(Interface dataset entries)
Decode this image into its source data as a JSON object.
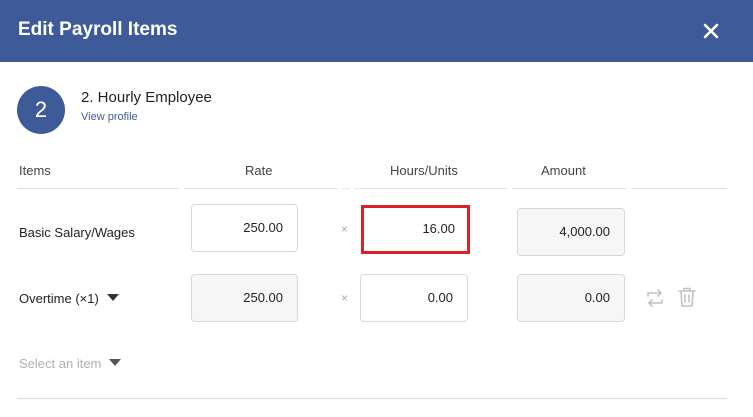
{
  "header": {
    "title": "Edit Payroll Items"
  },
  "employee": {
    "avatar_number": "2",
    "name": "2. Hourly Employee",
    "view_profile_label": "View profile"
  },
  "columns": {
    "items": "Items",
    "rate": "Rate",
    "hours_units": "Hours/Units",
    "amount": "Amount"
  },
  "rows": [
    {
      "label": "Basic Salary/Wages",
      "rate": "250.00",
      "multiplier": "×",
      "hours": "16.00",
      "amount": "4,000.00"
    },
    {
      "label": "Overtime (×1)",
      "rate": "250.00",
      "multiplier": "×",
      "hours": "0.00",
      "amount": "0.00"
    }
  ],
  "select_item": {
    "placeholder": "Select an item"
  },
  "icons": [
    "close-icon",
    "caret-down-icon",
    "swap-icon",
    "trash-icon"
  ],
  "colors": {
    "header_bg": "#3f5a99",
    "highlight_border": "#d9222a"
  }
}
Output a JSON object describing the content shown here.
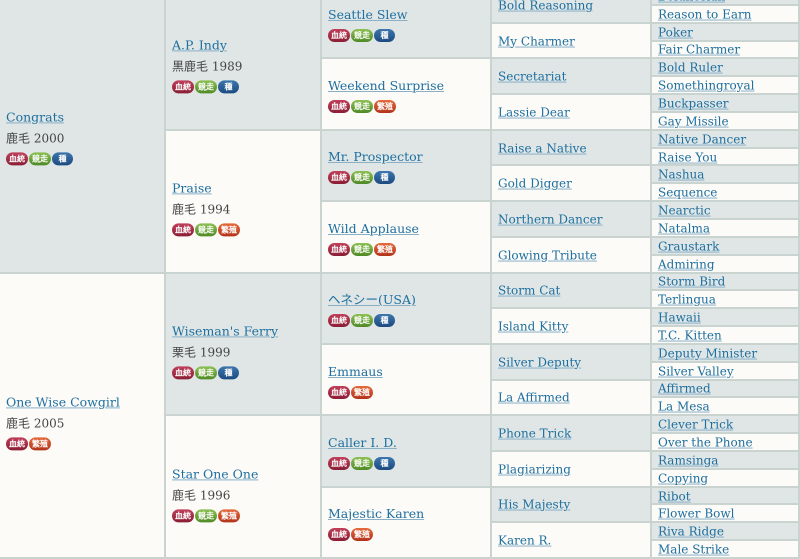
{
  "badges": {
    "blood": "血統",
    "race": "競走",
    "stud": "種",
    "brood": "繁殖"
  },
  "colors": {
    "male_bg": "#dfe6e5",
    "female_bg": "#fcfbf7",
    "link": "#1e6fa0",
    "badge_blood": "#a32b45",
    "badge_race": "#6ba53b",
    "badge_stud": "#2a5f96",
    "badge_brood": "#cc4a28"
  },
  "gen1": [
    {
      "name": "Congrats",
      "info": "鹿毛 2000",
      "badges": [
        "blood",
        "race",
        "stud"
      ]
    },
    {
      "name": "One Wise Cowgirl",
      "info": "鹿毛 2005",
      "badges": [
        "blood",
        "brood"
      ]
    }
  ],
  "gen2": [
    {
      "name": "A.P. Indy",
      "info": "黒鹿毛 1989",
      "badges": [
        "blood",
        "race",
        "stud"
      ]
    },
    {
      "name": "Praise",
      "info": "鹿毛 1994",
      "badges": [
        "blood",
        "race",
        "brood"
      ]
    },
    {
      "name": "Wiseman's Ferry",
      "info": "栗毛 1999",
      "badges": [
        "blood",
        "race",
        "stud"
      ]
    },
    {
      "name": "Star One One",
      "info": "鹿毛 1996",
      "badges": [
        "blood",
        "race",
        "brood"
      ]
    }
  ],
  "gen3": [
    {
      "name": "Seattle Slew",
      "badges": [
        "blood",
        "race",
        "stud"
      ]
    },
    {
      "name": "Weekend Surprise",
      "badges": [
        "blood",
        "race",
        "brood"
      ]
    },
    {
      "name": "Mr. Prospector",
      "badges": [
        "blood",
        "race",
        "stud"
      ]
    },
    {
      "name": "Wild Applause",
      "badges": [
        "blood",
        "race",
        "brood"
      ]
    },
    {
      "name": "ヘネシー(USA)",
      "badges": [
        "blood",
        "race",
        "stud"
      ]
    },
    {
      "name": "Emmaus",
      "badges": [
        "blood",
        "brood"
      ]
    },
    {
      "name": "Caller I. D.",
      "badges": [
        "blood",
        "race",
        "stud"
      ]
    },
    {
      "name": "Majestic Karen",
      "badges": [
        "blood",
        "brood"
      ]
    }
  ],
  "gen4": [
    "Bold Reasoning",
    "My Charmer",
    "Secretariat",
    "Lassie Dear",
    "Raise a Native",
    "Gold Digger",
    "Northern Dancer",
    "Glowing Tribute",
    "Storm Cat",
    "Island Kitty",
    "Silver Deputy",
    "La Affirmed",
    "Phone Trick",
    "Plagiarizing",
    "His Majesty",
    "Karen R."
  ],
  "gen5": [
    "Boldnesian",
    "Reason to Earn",
    "Poker",
    "Fair Charmer",
    "Bold Ruler",
    "Somethingroyal",
    "Buckpasser",
    "Gay Missile",
    "Native Dancer",
    "Raise You",
    "Nashua",
    "Sequence",
    "Nearctic",
    "Natalma",
    "Graustark",
    "Admiring",
    "Storm Bird",
    "Terlingua",
    "Hawaii",
    "T.C. Kitten",
    "Deputy Minister",
    "Silver Valley",
    "Affirmed",
    "La Mesa",
    "Clever Trick",
    "Over the Phone",
    "Ramsinga",
    "Copying",
    "Ribot",
    "Flower Bowl",
    "Riva Ridge",
    "Male Strike"
  ]
}
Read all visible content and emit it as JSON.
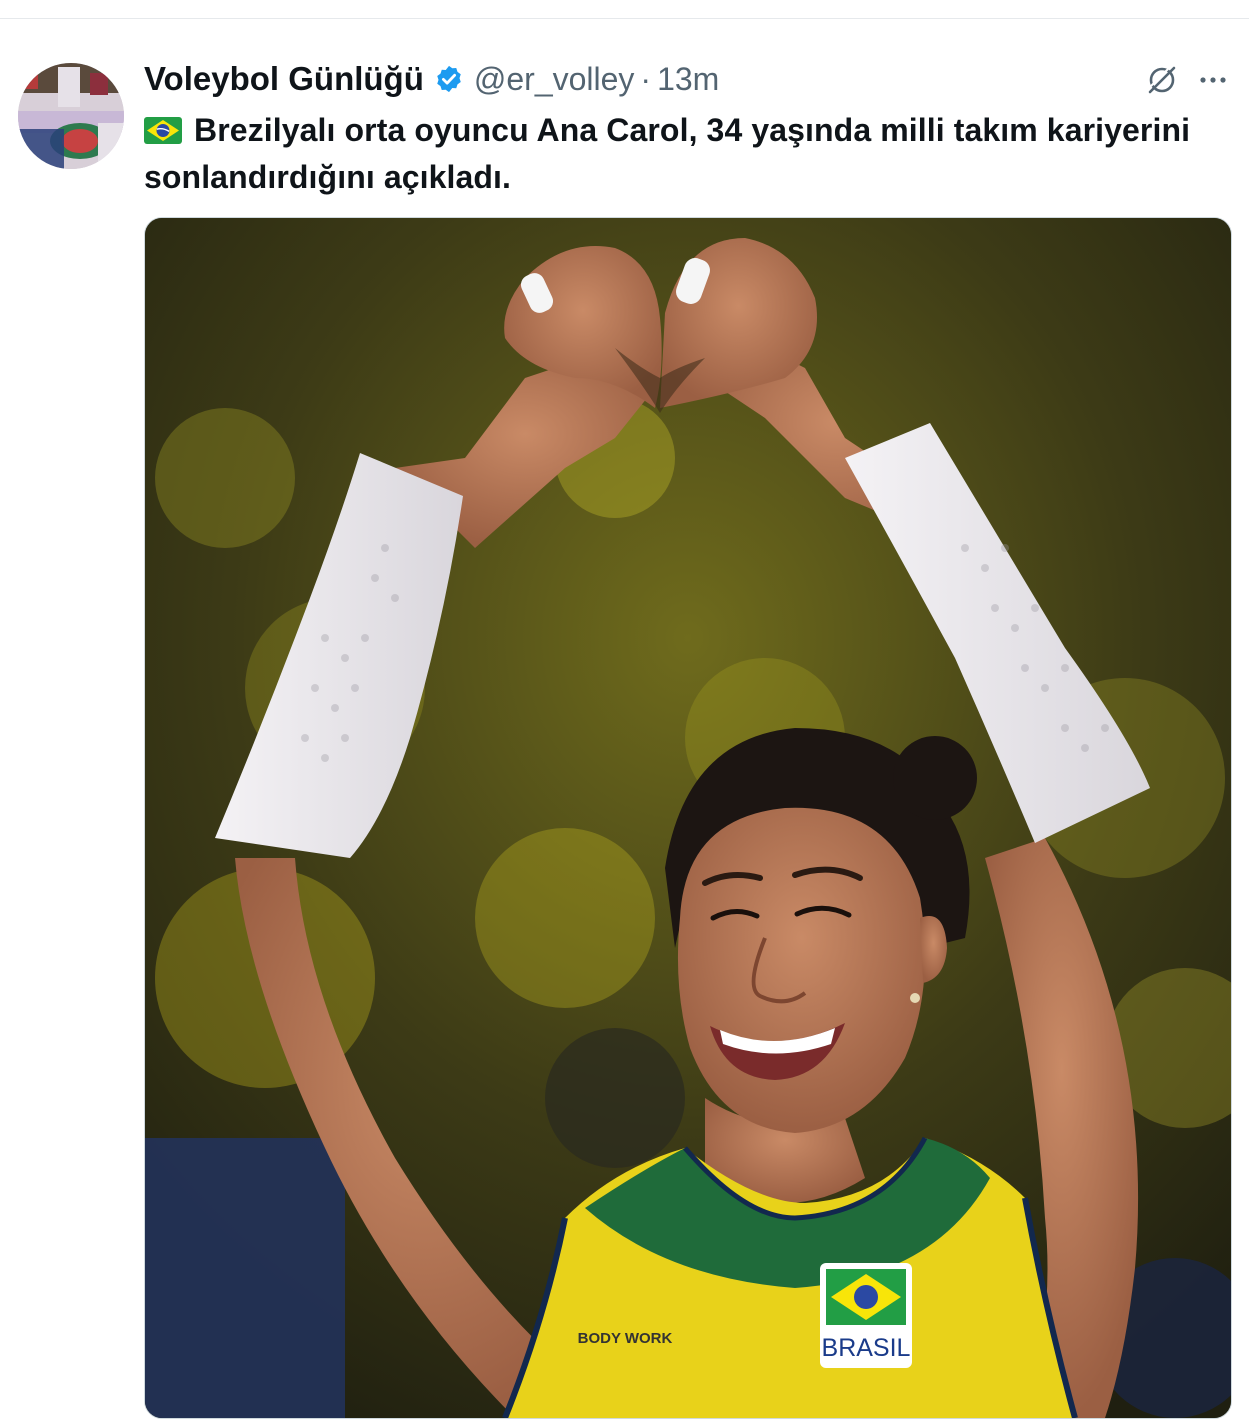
{
  "tweet": {
    "author": {
      "display_name": "Voleybol Günlüğü",
      "handle": "@er_volley",
      "verified": true
    },
    "separator": "·",
    "timestamp": "13m",
    "text_prefix_flag": "brazil-flag-emoji",
    "text": "Brezilyalı orta oyuncu Ana Carol, 34 yaşında milli takım kariyerini sonlandırdığını açıkladı.",
    "media": {
      "type": "photo",
      "jersey_text": "BRASIL",
      "sponsor_text": "BODY WORK"
    }
  },
  "icons": {
    "verified": "verified-badge-icon",
    "grok": "grok-icon",
    "more": "more-icon"
  },
  "colors": {
    "accent": "#1d9bf0",
    "text_primary": "#0f1419",
    "text_secondary": "#536471",
    "jersey_yellow": "#e8d21a",
    "jersey_green": "#1f6b3a"
  }
}
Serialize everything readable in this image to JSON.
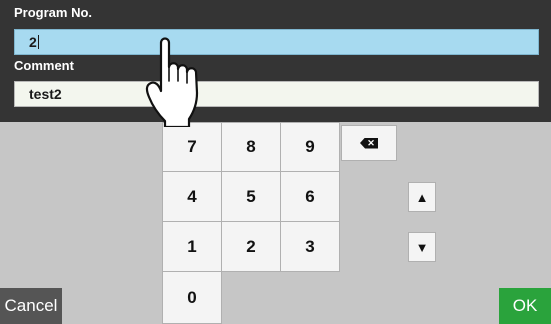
{
  "form": {
    "program_label": "Program No.",
    "program_value": "2",
    "comment_label": "Comment",
    "comment_value": "test2"
  },
  "keypad": {
    "keys": [
      "7",
      "8",
      "9",
      "4",
      "5",
      "6",
      "1",
      "2",
      "3",
      "0"
    ],
    "backspace_icon": "backspace-icon",
    "up_arrow": "▲",
    "down_arrow": "▼"
  },
  "footer": {
    "cancel_label": "Cancel",
    "ok_label": "OK"
  },
  "colors": {
    "header_bg": "#343434",
    "panel_bg": "#c6c6c6",
    "selected_field": "#a7daf0",
    "ok_green": "#2aa33c",
    "cancel_gray": "#555555"
  }
}
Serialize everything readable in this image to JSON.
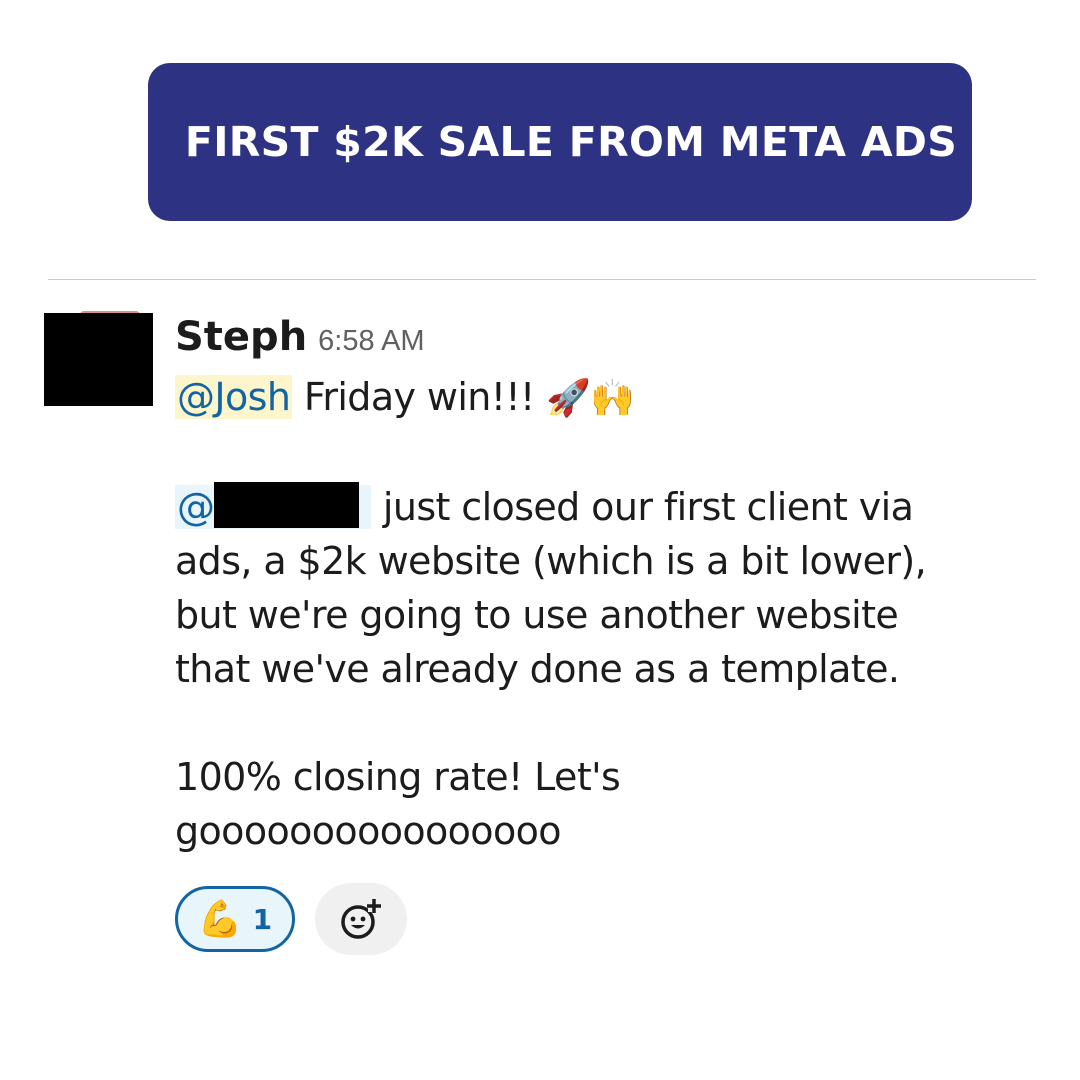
{
  "banner": {
    "title": "FIRST $2K SALE FROM META ADS"
  },
  "message": {
    "sender": "Steph",
    "time": "6:58 AM",
    "line1": {
      "mention": "@Josh",
      "text": " Friday win!!! ",
      "emojis": "🚀🙌"
    },
    "para2": {
      "mention_prefix": "@",
      "first_line_rest": " just closed our first client via",
      "line2": "ads, a $2k website (which is a bit lower),",
      "line3": "but we're going to use another website",
      "line4": "that we've already done as a template."
    },
    "para3": {
      "line1": "100% closing rate! Let's",
      "line2": "goooooooooooooooo"
    }
  },
  "reactions": [
    {
      "emoji": "💪",
      "count": "1"
    }
  ],
  "add_reaction_icon": "add-emoji-icon",
  "colors": {
    "banner": "#2d3283",
    "mention": "#1264a3",
    "mention_bg": "#fdf5cc",
    "reaction_border": "#1264a3"
  }
}
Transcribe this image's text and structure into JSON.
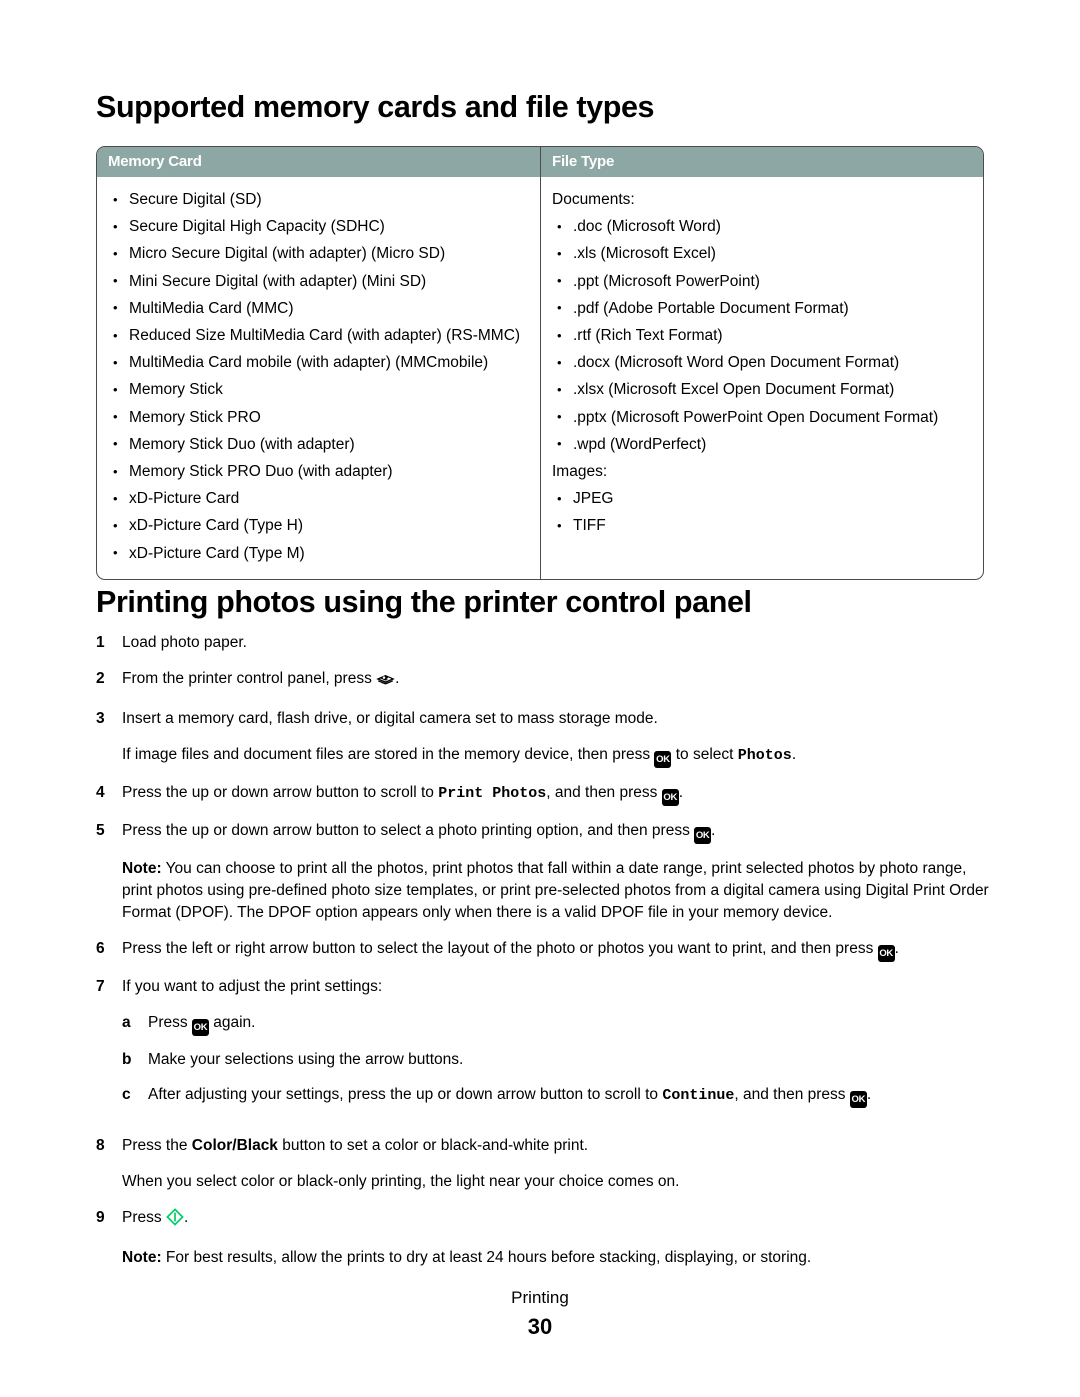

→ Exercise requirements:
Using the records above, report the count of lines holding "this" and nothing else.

→ Your response:
4